Back to the criminal justice system itself.  While many women seek protection through going to prison, it is not uncommon for prison personnel to refuse to house female offenders who have dishonored their families. Instead, they will send the women home (knowing they face a serious chance of honor killing). While I by no means support the current system or ideology functioning in these locations, I do want to pose a question. If the system and ideology is to stay the same (honor killings of women will continue and women will be deemed responsible for their own rapes), should prisons serve as protection for these women? Is it the responsibility of the government (prisons) to protect these women? Do prisons have the right to send women away from incarceration (acknowledging the prison knows punishment at home is likely)? Again, we must acknowledge the belief system in place.

So, here is my second poll of the series.

The article I read focused on an interesting element. To avoid her continued incarceration (a 12-year sentence for being raped) and to avoid facing being killed for her own rape (a reason for an honor killing) this particular woman had agreed to marry her rapist. That's right. The criminal justice is set up in such a way that women are faced with impossible choices. Their freedom is limited from day 1 simply by being born as a woman; the criminal justice reinforces this.

Read the full article that I am referring to here.

NOTE: I'd love comments and thoughts about this. And, if you mark "Unsure" in this poll, let me know what information might help you to make an educated decision. I'll be sure to follow up with a comment or another post.

Thursday, December 1, 2011

World AIDS Day

Today is World AIDS Day. While I know this issue is certainly not specific to women and girls, I certainly want to bring attention to the day and I am going to write a bit about how AIDS specifically affects women.

This day is dedicated to raising awareness and joining in activism against the pandemic that is AIDS. The number of people living with AIDS is staggering and we all should be educated. Check out the below table for some statistics.

We can see from the above that women represent half of adults living with AIDS at the end of last year. This is partially due to the position of women in our world.  What I mean is that the roles we assign to women (plus some biological differences) make us particularly vulnerable to AIDS.  Women are at greater risk for contracting AIDS during unprotected heterosexual encounters. This is exacerbated due to the lack of control/ability to negotiate many women, in many countries, have regarding sexual protection (esp. condom use). We must remember that in a number of societies women have few, if any, rights regarding their sexuality and/or their intimate relationships more generally. 

Globally, HIV/AIDS is the leading cause of death among women of reproductive age. Did you catch that? The leading cause!  While this disease is not curable, it is treatable. However, many individuals are unable to afford treatment. And, again, women face additional challenges when trying to attain treatment due to the inequality faced socioeconomically.  

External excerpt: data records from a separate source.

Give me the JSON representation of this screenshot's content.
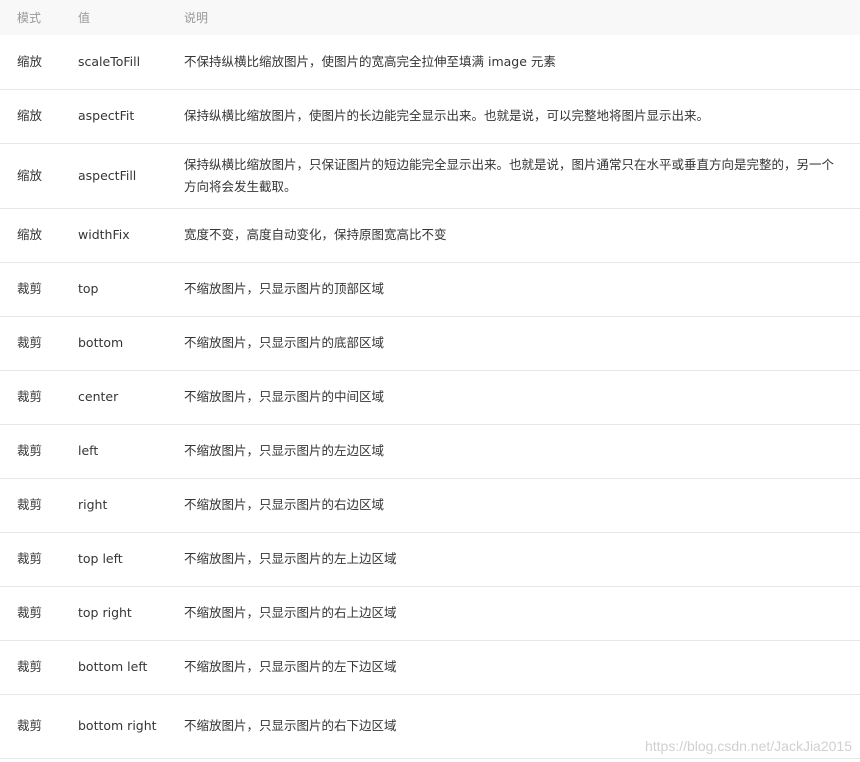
{
  "table": {
    "headers": [
      "模式",
      "值",
      "说明"
    ],
    "rows": [
      {
        "mode": "缩放",
        "value": "scaleToFill",
        "desc": "不保持纵横比缩放图片，使图片的宽高完全拉伸至填满 image 元素"
      },
      {
        "mode": "缩放",
        "value": "aspectFit",
        "desc": "保持纵横比缩放图片，使图片的长边能完全显示出来。也就是说，可以完整地将图片显示出来。"
      },
      {
        "mode": "缩放",
        "value": "aspectFill",
        "desc": "保持纵横比缩放图片，只保证图片的短边能完全显示出来。也就是说，图片通常只在水平或垂直方向是完整的，另一个方向将会发生截取。"
      },
      {
        "mode": "缩放",
        "value": "widthFix",
        "desc": "宽度不变，高度自动变化，保持原图宽高比不变"
      },
      {
        "mode": "裁剪",
        "value": "top",
        "desc": "不缩放图片，只显示图片的顶部区域"
      },
      {
        "mode": "裁剪",
        "value": "bottom",
        "desc": "不缩放图片，只显示图片的底部区域"
      },
      {
        "mode": "裁剪",
        "value": "center",
        "desc": "不缩放图片，只显示图片的中间区域"
      },
      {
        "mode": "裁剪",
        "value": "left",
        "desc": "不缩放图片，只显示图片的左边区域"
      },
      {
        "mode": "裁剪",
        "value": "right",
        "desc": "不缩放图片，只显示图片的右边区域"
      },
      {
        "mode": "裁剪",
        "value": "top left",
        "desc": "不缩放图片，只显示图片的左上边区域"
      },
      {
        "mode": "裁剪",
        "value": "top right",
        "desc": "不缩放图片，只显示图片的右上边区域"
      },
      {
        "mode": "裁剪",
        "value": "bottom left",
        "desc": "不缩放图片，只显示图片的左下边区域"
      },
      {
        "mode": "裁剪",
        "value": "bottom right",
        "desc": "不缩放图片，只显示图片的右下边区域"
      }
    ]
  },
  "watermark": "https://blog.csdn.net/JackJia2015"
}
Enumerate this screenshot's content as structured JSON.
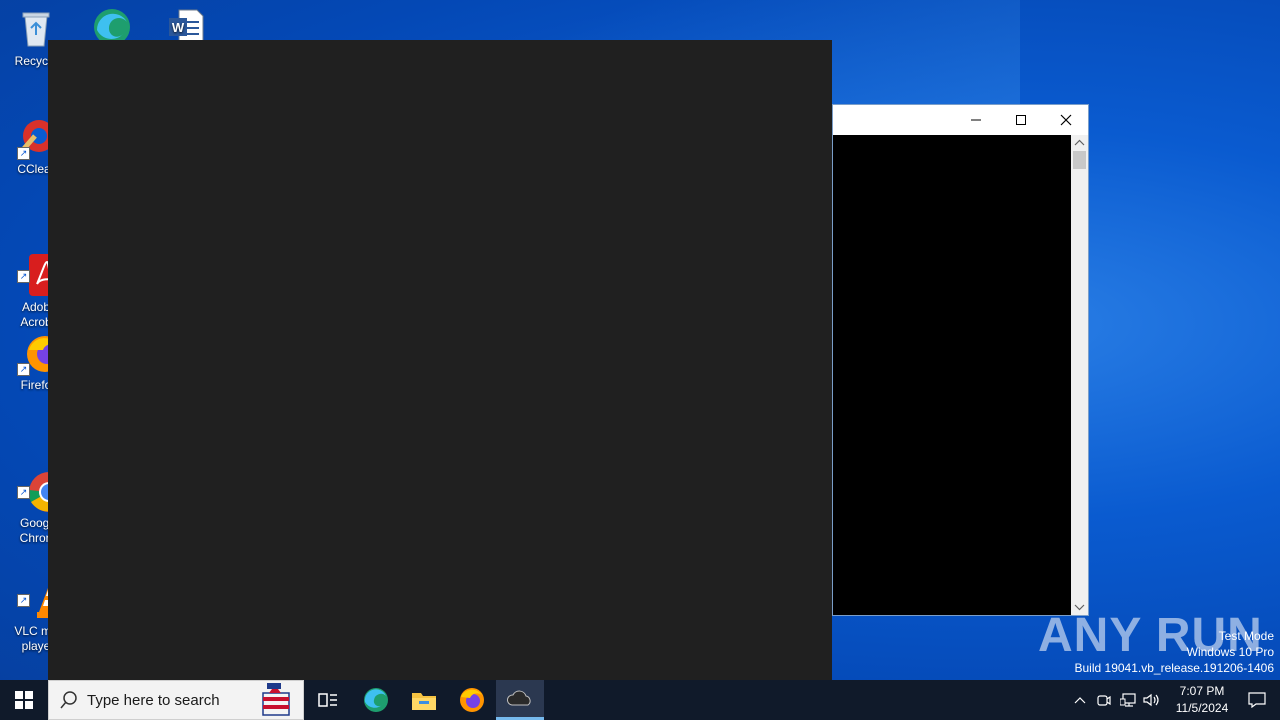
{
  "desktop": {
    "icons": [
      {
        "label": "Recycle",
        "icon": "recycle-bin-icon"
      },
      {
        "label": "",
        "icon": "edge-icon"
      },
      {
        "label": "",
        "icon": "word-icon"
      },
      {
        "label": "CClear",
        "icon": "ccleaner-icon"
      },
      {
        "label": "Adob\nAcrob",
        "icon": "acrobat-icon"
      },
      {
        "label": "Firefo",
        "icon": "firefox-icon"
      },
      {
        "label": "Googl\nChron",
        "icon": "chrome-icon"
      },
      {
        "label": "VLC me\nplaye",
        "icon": "vlc-icon"
      }
    ]
  },
  "console_window": {
    "minimize_icon": "minimize-icon",
    "maximize_icon": "maximize-icon",
    "close_icon": "close-icon"
  },
  "watermark": {
    "brand": "ANY RUN",
    "line1": "Test Mode",
    "line2": "Windows 10 Pro",
    "line3": "Build 19041.vb_release.191206-1406"
  },
  "taskbar": {
    "search_placeholder": "Type here to search",
    "pinned": [
      "task-view-icon",
      "edge-icon",
      "file-explorer-icon",
      "firefox-icon",
      "cloud-app-icon"
    ],
    "clock_time": "7:07 PM",
    "clock_date": "11/5/2024"
  },
  "colors": {
    "desktop_blue": "#0a5bd0",
    "taskbar": "#101a2a",
    "dark_window": "#202020",
    "console_bg": "#000000"
  }
}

Finally, I want to talk a bit about the other ways HIV/AIDS affects women. First, we must note that women are primarily the caregivers in households. And, in some areas where palliative care is limited, women hold the sole responsibility of care. For example, in Africa, where we know there are extreme numbers of individuals living with HIV/AIDS, women are caregivers for 2/3rds of those living with the disease. And, let's not forget that this is not their only responsibility. Women are often still charged with caring for healthy children, perhaps bringing in an income, and taking care of household cleaning, cooking, etc.  

Another element we need to acknowledge is mother-to-child transmission (MTCT) of HIV/AIDS through pregnancy, labor, delivery, or breastfeeding.  This is important to discuss because it recognizes the extra responsibility placed on women, but also speaks to the spread of the disease.

Want more info? Check out this and this.